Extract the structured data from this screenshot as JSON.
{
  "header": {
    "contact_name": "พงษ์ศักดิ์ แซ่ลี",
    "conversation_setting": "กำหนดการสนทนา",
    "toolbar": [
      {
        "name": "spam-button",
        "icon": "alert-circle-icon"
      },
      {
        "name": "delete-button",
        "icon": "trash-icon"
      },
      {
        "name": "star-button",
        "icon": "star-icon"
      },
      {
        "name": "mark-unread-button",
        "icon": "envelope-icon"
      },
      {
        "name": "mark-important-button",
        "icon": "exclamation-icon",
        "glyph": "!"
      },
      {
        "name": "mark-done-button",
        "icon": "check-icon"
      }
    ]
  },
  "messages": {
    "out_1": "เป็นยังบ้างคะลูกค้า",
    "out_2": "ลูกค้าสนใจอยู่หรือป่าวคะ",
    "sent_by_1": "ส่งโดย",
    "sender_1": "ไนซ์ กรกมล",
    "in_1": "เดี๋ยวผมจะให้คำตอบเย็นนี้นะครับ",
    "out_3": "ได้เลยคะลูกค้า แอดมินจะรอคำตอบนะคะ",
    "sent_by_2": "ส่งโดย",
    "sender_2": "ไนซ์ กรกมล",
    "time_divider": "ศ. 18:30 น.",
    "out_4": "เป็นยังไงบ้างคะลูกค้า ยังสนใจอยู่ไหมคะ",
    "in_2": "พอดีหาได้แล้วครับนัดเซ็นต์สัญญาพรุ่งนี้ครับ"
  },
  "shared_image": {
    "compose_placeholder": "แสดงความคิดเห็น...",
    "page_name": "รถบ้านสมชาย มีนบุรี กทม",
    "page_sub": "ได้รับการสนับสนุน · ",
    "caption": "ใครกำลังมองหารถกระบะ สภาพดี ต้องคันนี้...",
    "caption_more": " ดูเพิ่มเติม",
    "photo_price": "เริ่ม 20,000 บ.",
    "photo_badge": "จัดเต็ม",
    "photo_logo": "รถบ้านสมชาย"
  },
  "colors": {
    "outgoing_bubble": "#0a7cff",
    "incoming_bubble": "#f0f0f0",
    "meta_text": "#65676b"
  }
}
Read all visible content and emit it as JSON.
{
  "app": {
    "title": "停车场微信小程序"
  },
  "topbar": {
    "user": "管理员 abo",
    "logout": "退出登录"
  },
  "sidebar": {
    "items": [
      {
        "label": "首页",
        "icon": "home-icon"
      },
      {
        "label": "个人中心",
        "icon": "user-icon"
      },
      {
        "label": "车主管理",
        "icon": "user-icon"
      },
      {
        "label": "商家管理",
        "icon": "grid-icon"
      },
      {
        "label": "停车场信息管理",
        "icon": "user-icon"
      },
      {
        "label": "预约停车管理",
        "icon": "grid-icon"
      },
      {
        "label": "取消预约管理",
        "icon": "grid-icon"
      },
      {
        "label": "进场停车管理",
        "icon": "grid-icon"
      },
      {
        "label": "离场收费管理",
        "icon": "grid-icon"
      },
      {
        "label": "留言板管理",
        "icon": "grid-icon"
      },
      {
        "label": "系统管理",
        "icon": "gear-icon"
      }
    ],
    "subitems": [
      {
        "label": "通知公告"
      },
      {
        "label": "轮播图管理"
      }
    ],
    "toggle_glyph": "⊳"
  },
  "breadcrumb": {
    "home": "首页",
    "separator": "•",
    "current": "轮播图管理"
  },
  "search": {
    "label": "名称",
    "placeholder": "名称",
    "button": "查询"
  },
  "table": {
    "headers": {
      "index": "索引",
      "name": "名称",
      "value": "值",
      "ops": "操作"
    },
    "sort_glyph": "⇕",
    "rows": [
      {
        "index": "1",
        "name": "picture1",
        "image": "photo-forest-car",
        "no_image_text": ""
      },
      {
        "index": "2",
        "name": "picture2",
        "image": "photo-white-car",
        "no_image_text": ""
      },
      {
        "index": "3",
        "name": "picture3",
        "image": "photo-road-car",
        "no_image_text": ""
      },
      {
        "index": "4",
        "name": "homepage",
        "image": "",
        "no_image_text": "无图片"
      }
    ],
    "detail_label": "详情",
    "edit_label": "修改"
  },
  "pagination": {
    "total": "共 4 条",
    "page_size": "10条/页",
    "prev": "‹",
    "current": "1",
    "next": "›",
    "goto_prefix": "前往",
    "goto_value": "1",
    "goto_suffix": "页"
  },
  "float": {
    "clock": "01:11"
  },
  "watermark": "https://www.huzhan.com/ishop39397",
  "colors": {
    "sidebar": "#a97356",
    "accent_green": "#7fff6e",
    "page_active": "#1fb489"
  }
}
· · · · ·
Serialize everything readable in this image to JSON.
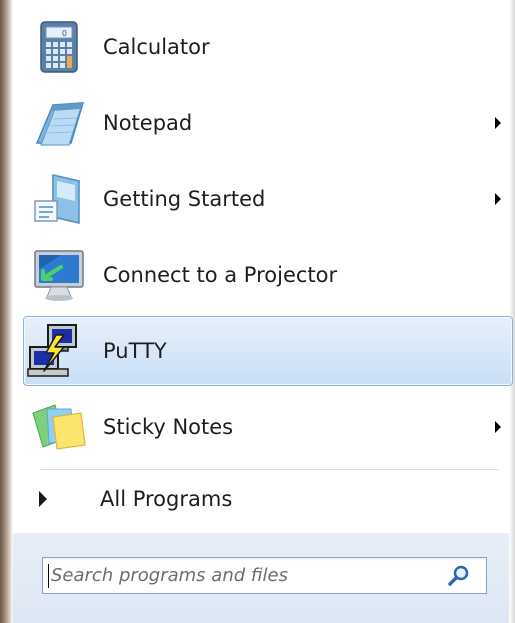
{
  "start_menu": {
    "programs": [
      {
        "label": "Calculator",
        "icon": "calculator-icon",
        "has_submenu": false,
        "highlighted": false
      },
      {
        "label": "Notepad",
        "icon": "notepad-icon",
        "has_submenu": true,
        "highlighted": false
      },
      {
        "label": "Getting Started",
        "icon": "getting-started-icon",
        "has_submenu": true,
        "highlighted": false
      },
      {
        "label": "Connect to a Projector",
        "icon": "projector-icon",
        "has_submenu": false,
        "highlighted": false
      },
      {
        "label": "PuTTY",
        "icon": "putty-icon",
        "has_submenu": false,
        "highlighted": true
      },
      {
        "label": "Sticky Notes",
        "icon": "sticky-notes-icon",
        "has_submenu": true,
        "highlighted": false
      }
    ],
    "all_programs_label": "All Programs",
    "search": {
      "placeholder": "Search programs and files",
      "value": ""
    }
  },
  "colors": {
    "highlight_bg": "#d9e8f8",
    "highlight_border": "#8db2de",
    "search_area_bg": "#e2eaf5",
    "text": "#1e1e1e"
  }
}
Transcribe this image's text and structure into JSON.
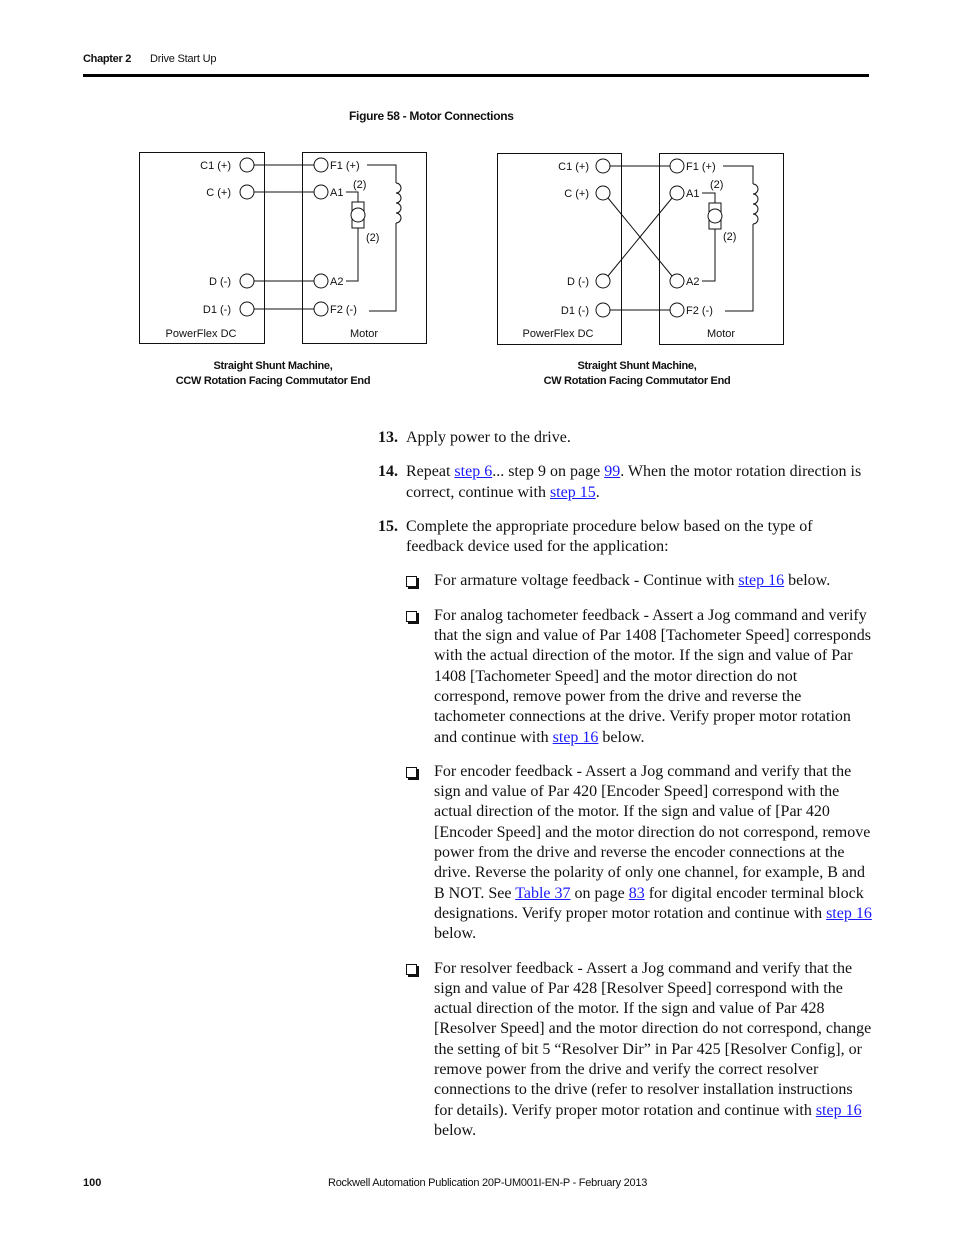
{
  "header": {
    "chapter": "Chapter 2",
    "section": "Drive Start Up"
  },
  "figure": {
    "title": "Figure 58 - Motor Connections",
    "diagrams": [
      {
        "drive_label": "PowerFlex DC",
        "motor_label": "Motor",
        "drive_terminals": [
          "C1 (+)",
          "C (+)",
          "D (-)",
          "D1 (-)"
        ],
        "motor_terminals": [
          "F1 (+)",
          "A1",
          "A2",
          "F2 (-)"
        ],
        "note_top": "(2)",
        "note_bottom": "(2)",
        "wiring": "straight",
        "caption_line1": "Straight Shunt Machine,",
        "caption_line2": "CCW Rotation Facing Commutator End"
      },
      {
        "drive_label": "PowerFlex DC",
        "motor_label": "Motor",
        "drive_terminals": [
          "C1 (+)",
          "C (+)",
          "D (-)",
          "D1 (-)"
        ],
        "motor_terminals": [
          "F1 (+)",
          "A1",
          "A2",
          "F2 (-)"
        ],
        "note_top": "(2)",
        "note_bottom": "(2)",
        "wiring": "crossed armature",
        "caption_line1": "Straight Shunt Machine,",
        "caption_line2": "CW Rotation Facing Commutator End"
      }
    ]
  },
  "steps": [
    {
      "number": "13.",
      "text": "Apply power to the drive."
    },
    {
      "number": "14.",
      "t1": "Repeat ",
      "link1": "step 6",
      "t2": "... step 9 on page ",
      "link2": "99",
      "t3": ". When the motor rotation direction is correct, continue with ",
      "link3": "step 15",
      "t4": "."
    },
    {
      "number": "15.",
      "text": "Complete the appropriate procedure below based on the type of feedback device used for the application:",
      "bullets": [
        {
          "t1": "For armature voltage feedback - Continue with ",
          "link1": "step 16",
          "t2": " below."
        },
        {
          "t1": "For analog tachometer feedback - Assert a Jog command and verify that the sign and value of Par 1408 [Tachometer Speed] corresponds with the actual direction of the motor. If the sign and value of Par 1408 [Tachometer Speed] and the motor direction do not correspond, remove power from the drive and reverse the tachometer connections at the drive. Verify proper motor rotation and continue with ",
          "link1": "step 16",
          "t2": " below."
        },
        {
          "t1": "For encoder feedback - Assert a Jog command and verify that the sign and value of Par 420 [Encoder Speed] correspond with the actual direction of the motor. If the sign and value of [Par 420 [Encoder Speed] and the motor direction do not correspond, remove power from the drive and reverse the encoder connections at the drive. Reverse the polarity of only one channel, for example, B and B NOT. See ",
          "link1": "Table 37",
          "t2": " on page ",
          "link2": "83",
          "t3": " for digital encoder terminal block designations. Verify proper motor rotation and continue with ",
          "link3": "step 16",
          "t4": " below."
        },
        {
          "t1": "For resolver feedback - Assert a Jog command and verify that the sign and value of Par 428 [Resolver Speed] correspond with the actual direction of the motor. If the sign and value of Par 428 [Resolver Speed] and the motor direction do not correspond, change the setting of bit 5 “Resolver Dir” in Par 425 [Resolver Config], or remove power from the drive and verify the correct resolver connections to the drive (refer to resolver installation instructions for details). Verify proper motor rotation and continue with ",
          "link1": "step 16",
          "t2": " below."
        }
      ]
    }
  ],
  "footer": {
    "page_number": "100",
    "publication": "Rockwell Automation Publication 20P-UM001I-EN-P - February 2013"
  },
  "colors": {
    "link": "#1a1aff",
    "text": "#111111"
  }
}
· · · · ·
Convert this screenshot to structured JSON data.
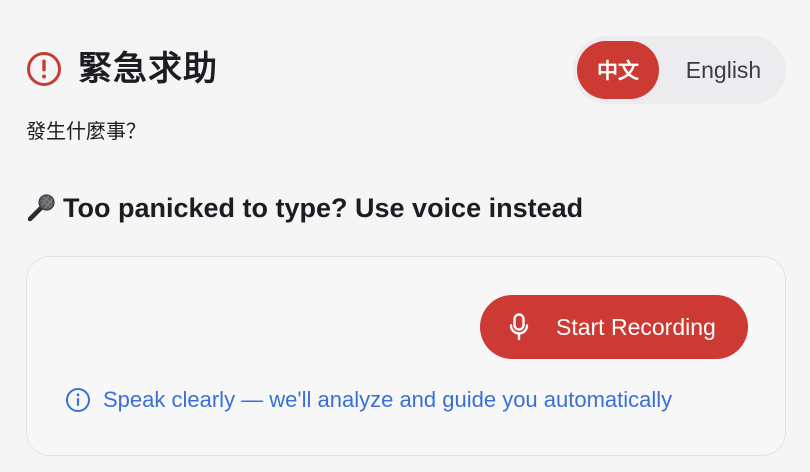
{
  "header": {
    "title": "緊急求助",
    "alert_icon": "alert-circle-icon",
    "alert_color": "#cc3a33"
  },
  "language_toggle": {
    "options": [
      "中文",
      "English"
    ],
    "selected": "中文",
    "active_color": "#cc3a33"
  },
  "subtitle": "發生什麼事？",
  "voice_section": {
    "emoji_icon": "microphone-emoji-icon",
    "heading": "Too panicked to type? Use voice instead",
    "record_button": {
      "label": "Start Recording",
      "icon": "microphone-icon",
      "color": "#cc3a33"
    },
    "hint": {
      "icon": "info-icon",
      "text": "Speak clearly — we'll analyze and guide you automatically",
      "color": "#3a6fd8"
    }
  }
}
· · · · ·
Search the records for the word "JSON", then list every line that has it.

Extract the structured data from this screenshot as JSON.
Read all visible content and emit it as JSON.
Serialize everything readable in this image to JSON.
Transcribe this image's text and structure into JSON.
Convert this screenshot to structured JSON data.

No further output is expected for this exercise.